Shabazz Napier, Connecticut, Sr., Guard - Following in the footsteps of former teammate Kemba Walker, Napier had turned himself into a one-man wrecking crew for the Huskies. He can be flashy at times, but he is much more controlled than he was early on in his college career. Napier’s first step may be one of the best out of college point guards, and once he gets into the lane, he is an extremely creative finisher around the basket. As his shot selection has improved, he has also become a much more consistent three-point threat, though at a generous 6’1, he sometimes needs help getting the space he needs to get his shot off against bigger defenders. Napier can be a terror on the defensive end, with his feet and hands constantly active, and the ability to anticipate passes or trap players as well as anyone in the tournament. Expect Napier to find a place in the NBA next season as a solid back-up point guard option.
Bryce Cotton, Providence, Sr., Guard – There seems to be a common theme running through many of the players in this region, smaller guards who are relied upon for offense, and Providence’s Cotton is another on that list. To understand how much Cotton meant to his team this year, there is one stat you need to look at: Cotton averaged 39.9 minutes per game for the Friars this year. Four times he played all 50 minutes of a double-overtime game, and in 21 games he played at least 40 minutes. Cotton took over point guard duties from the graduated Vincent Council this season and did a tremendous job spurring on the Friars’ offense. Cotton averaged six assists per game and had a 2.4:1 assist-to-turnover ratio. On top of that, he scored over 21 points per game, and went to the free throw line 258 times, hitting 85% of them. His offense would be enough to make him valuable, but he is also a very strong on-ball defender, and while he may not pile up a lot of steals, he makes it difficult for teams to get into a rhythm offensively. There are a lot of guards similar to Cotton in this draft and he deserves a chance to go to head-to-head against them in team workouts this spring.

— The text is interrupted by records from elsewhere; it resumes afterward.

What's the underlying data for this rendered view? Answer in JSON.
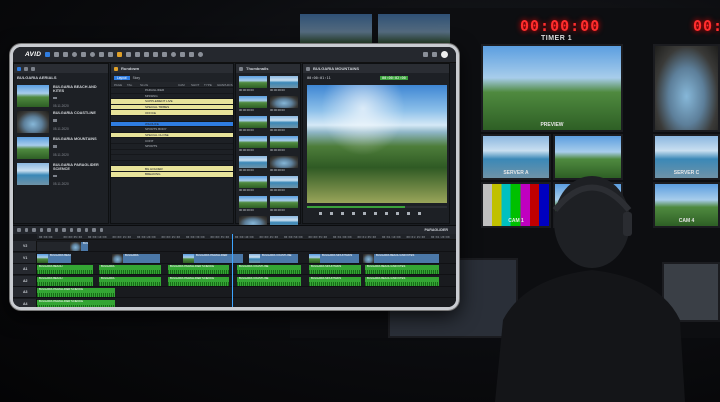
{
  "background": {
    "timers": [
      {
        "value": "00:00:00",
        "label": "TIMER 1"
      },
      {
        "value": "00:0",
        "label": ""
      }
    ],
    "monitors": [
      {
        "label": "PREVIEW"
      },
      {
        "label": "SERVER A"
      },
      {
        "label": "SERVER C"
      },
      {
        "label": "CAM 1"
      },
      {
        "label": "CAM 4"
      }
    ]
  },
  "app": {
    "logo": "AVID",
    "colors": {
      "accent": "#2f7de1",
      "audio_clip": "#34a534",
      "video_clip": "#4b78a8",
      "highlight_row": "#e8e39a",
      "timecode_green": "#3ba23c"
    }
  },
  "media_panel": {
    "title": "BULGARIA AERIALS",
    "items": [
      {
        "name": "BULGARIA BEACH AND KITES",
        "date": "05.11.2020"
      },
      {
        "name": "BULGARIA COASTLINE",
        "date": "05.11.2020"
      },
      {
        "name": "BULGARIA MOUNTAINS",
        "date": "05.11.2020"
      },
      {
        "name": "BULGARIA PARAGLIDER SCIENCE",
        "date": "05.11.2020"
      }
    ]
  },
  "bin_panel": {
    "title": "Rundown",
    "tabs": [
      "Layout",
      "Story"
    ],
    "columns": [
      "PAGE",
      "TAL",
      "SLUG",
      "CAM",
      "SHOT",
      "TYPE",
      "GRAPHICS"
    ],
    "rows": [
      {
        "slug": "PARAGLIDER",
        "style": "d"
      },
      {
        "slug": "MISSING",
        "style": "d"
      },
      {
        "slug": "SUPPLEMENT LIVE",
        "style": "y"
      },
      {
        "slug": "SPECIAL TRIBES",
        "style": "y"
      },
      {
        "slug": "OFFICE",
        "style": "y"
      },
      {
        "slug": "",
        "style": "d"
      },
      {
        "slug": "WILDLIFE",
        "style": "b"
      },
      {
        "slug": "SPORTS BODY",
        "style": "d"
      },
      {
        "slug": "SPECIAL CLOSE",
        "style": "y"
      },
      {
        "slug": "CONT",
        "style": "d"
      },
      {
        "slug": "SPORTS",
        "style": "d"
      },
      {
        "slug": "",
        "style": "d"
      },
      {
        "slug": "",
        "style": "d"
      },
      {
        "slug": "",
        "style": "d"
      },
      {
        "slug": "BG HOLDER",
        "style": "y"
      },
      {
        "slug": "BREAKING",
        "style": "y"
      }
    ]
  },
  "thumb_panel": {
    "title": "Thumbnails",
    "items": [
      "00:00:00:00",
      "00:00:00:00",
      "00:00:00:00",
      "00:00:00:00",
      "00:00:00:00",
      "00:00:00:00",
      "00:00:00:00",
      "00:00:00:00",
      "00:00:00:00",
      "00:00:00:00",
      "00:00:00:00",
      "00:00:00:00",
      "00:00:00:00",
      "00:00:00:00",
      "00:00:00:00",
      "00:00:00:00"
    ]
  },
  "viewer": {
    "title": "BULGARIA MOUNTAINS",
    "timecode_left": "00:00:01:11",
    "timecode_right": "00:00:02:00"
  },
  "timeline": {
    "sequence_name": "PARAGLIDER",
    "ruler": [
      "00:00:00",
      "00:00:05:00",
      "00:00:10:00",
      "00:00:15:00",
      "00:00:20:00",
      "00:00:25:00",
      "00:00:30:00",
      "00:00:35:00",
      "00:00:40:00",
      "00:00:45:00",
      "00:00:50:00",
      "00:00:55:00",
      "00:01:00:00",
      "00:01:05:00",
      "00:01:10:00",
      "00:01:15:00",
      "00:01:20:00"
    ],
    "tracks": [
      {
        "name": "V2",
        "clips": [
          {
            "kind": "dk",
            "name": ""
          },
          {
            "kind": "v",
            "name": "BULGARIA"
          }
        ]
      },
      {
        "name": "V1",
        "clips": [
          {
            "kind": "v",
            "name": "BULGARIA BEACH"
          },
          {
            "kind": "v",
            "name": "BULGARIA"
          },
          {
            "kind": "v",
            "name": "BULGARIA PARAGLIDER"
          },
          {
            "kind": "v",
            "name": "BULGARIA COASTLINE"
          },
          {
            "kind": "v",
            "name": "BULGARIA MOUNTAINS"
          },
          {
            "kind": "v",
            "name": "BULGARIA BEACH AND KITES"
          }
        ]
      },
      {
        "name": "A1",
        "clips": [
          {
            "kind": "a",
            "name": "BULGARIA BEACH"
          },
          {
            "kind": "a",
            "name": "BULGARIA"
          },
          {
            "kind": "a",
            "name": "BULGARIA PARAGLIDER SCIENCE"
          },
          {
            "kind": "a",
            "name": "BULGARIA COASTLINE"
          },
          {
            "kind": "a",
            "name": "BULGARIA MOUNTAINS"
          },
          {
            "kind": "a",
            "name": "BULGARIA BEACH AND KITES"
          }
        ]
      },
      {
        "name": "A2",
        "clips": [
          {
            "kind": "a",
            "name": "BULGARIA BEACH"
          },
          {
            "kind": "a",
            "name": "BULGARIA"
          },
          {
            "kind": "a",
            "name": "BULGARIA PARAGLIDER SCIENCE"
          },
          {
            "kind": "a",
            "name": "BULGARIA COASTLINE"
          },
          {
            "kind": "a",
            "name": "BULGARIA MOUNTAINS"
          },
          {
            "kind": "a",
            "name": "BULGARIA BEACH AND KITES"
          }
        ]
      },
      {
        "name": "A3",
        "clips": [
          {
            "kind": "a",
            "name": "BULGARIA PARAGLIDER SCIENCE"
          }
        ]
      },
      {
        "name": "A4",
        "clips": [
          {
            "kind": "a",
            "name": "BULGARIA PARAGLIDER SCIENCE"
          }
        ]
      }
    ]
  }
}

Devon Saddler, Delaware, Sr., Guard – Saddler has been an important part of the Blue Hen’s offense for four seasons now, and he will finally get a chance to show a bigger audience what he is capable of as a scorer. A month-long team suspension put a damper on his early season, but he came back strong to lead the team in scoring at just shy of 20 points per game, while also grabbing four rebounds and close to four assists per game. Along with teammate Davon Usher, Delaware will have one of the best 1-2 scoring punches in the tournament, though Saddler will need to step it up on the defensive end. He doesn’t have the speed of a lot of smaller guards, but relies on physical play to gain an advantage. Saddler will have his hands full guarding the Michigan State backcourt, but he will be a challenge for them as well, and don’t be surprised if he puts up big numbers in his first NCAA Tournament appearance.
Others to Watch
Malcolm Brogdon - Virginia
James Bell - Villanova
Melvin Ejim – Iowa State
Branden Dawson, Keith Appling – Michigan State
Joe Jackson, Shaq Goodwin - Memphis
Ronald Roberts – St. Joseph’s
Davon Usher - Delaware